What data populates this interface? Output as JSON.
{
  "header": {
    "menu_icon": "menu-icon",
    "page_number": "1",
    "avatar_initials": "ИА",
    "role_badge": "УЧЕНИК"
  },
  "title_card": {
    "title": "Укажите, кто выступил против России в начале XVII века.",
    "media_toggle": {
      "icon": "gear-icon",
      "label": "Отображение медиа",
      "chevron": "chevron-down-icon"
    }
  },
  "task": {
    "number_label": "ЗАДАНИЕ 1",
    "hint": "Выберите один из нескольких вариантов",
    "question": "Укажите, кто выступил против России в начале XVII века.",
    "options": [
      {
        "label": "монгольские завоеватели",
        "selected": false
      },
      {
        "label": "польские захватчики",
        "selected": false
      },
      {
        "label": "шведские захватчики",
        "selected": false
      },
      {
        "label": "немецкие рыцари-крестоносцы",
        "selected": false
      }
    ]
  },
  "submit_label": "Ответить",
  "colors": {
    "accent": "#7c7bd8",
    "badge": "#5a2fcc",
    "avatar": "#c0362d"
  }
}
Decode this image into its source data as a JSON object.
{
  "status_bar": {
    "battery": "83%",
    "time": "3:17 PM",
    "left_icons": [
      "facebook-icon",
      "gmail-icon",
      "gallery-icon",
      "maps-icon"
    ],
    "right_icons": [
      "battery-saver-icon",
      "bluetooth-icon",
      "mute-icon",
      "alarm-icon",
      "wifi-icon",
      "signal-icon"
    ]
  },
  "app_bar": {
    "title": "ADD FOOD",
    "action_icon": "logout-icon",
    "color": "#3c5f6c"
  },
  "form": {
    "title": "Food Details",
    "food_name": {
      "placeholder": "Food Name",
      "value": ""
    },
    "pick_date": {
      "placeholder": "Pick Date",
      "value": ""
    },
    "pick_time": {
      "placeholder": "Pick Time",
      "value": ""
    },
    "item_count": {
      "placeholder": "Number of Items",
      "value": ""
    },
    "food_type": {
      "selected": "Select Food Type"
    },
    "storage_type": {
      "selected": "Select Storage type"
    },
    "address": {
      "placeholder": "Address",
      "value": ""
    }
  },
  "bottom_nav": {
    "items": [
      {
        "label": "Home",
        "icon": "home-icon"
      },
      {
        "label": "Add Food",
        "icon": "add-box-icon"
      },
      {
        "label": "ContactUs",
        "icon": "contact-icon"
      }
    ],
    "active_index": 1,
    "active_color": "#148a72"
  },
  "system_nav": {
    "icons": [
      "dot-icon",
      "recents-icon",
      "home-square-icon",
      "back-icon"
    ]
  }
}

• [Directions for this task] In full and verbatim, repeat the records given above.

• [Solution for this task]
What data populates this interface? Output as JSON.
{
  "header": {
    "menu_icon": "menu-icon",
    "page_number": "1",
    "avatar_initials": "ИА",
    "role_badge": "УЧЕНИК"
  },
  "title_card": {
    "title": "Укажите, кто выступил против России в начале XVII века.",
    "media_toggle": {
      "icon": "gear-icon",
      "label": "Отображение медиа",
      "chevron": "chevron-down-icon"
    }
  },
  "task": {
    "number_label": "ЗАДАНИЕ 1",
    "hint": "Выберите один из нескольких вариантов",
    "question": "Укажите, кто выступил против России в начале XVII века.",
    "options": [
      {
        "label": "монгольские завоеватели",
        "selected": false
      },
      {
        "label": "польские захватчики",
        "selected": false
      },
      {
        "label": "шведские захватчики",
        "selected": false
      },
      {
        "label": "немецкие рыцари-крестоносцы",
        "selected": false
      }
    ]
  },
  "submit_label": "Ответить",
  "colors": {
    "accent": "#7c7bd8",
    "badge": "#5a2fcc",
    "avatar": "#c0362d"
  }
}
Decode this image into its source data as a JSON object.
{
  "status_bar": {
    "battery": "83%",
    "time": "3:17 PM",
    "left_icons": [
      "facebook-icon",
      "gmail-icon",
      "gallery-icon",
      "maps-icon"
    ],
    "right_icons": [
      "battery-saver-icon",
      "bluetooth-icon",
      "mute-icon",
      "alarm-icon",
      "wifi-icon",
      "signal-icon"
    ]
  },
  "app_bar": {
    "title": "ADD FOOD",
    "action_icon": "logout-icon",
    "color": "#3c5f6c"
  },
  "form": {
    "title": "Food Details",
    "food_name": {
      "placeholder": "Food Name",
      "value": ""
    },
    "pick_date": {
      "placeholder": "Pick Date",
      "value": ""
    },
    "pick_time": {
      "placeholder": "Pick Time",
      "value": ""
    },
    "item_count": {
      "placeholder": "Number of Items",
      "value": ""
    },
    "food_type": {
      "selected": "Select Food Type"
    },
    "storage_type": {
      "selected": "Select Storage type"
    },
    "address": {
      "placeholder": "Address",
      "value": ""
    }
  },
  "bottom_nav": {
    "items": [
      {
        "label": "Home",
        "icon": "home-icon"
      },
      {
        "label": "Add Food",
        "icon": "add-box-icon"
      },
      {
        "label": "ContactUs",
        "icon": "contact-icon"
      }
    ],
    "active_index": 1,
    "active_color": "#148a72"
  },
  "system_nav": {
    "icons": [
      "dot-icon",
      "recents-icon",
      "home-square-icon",
      "back-icon"
    ]
  }
}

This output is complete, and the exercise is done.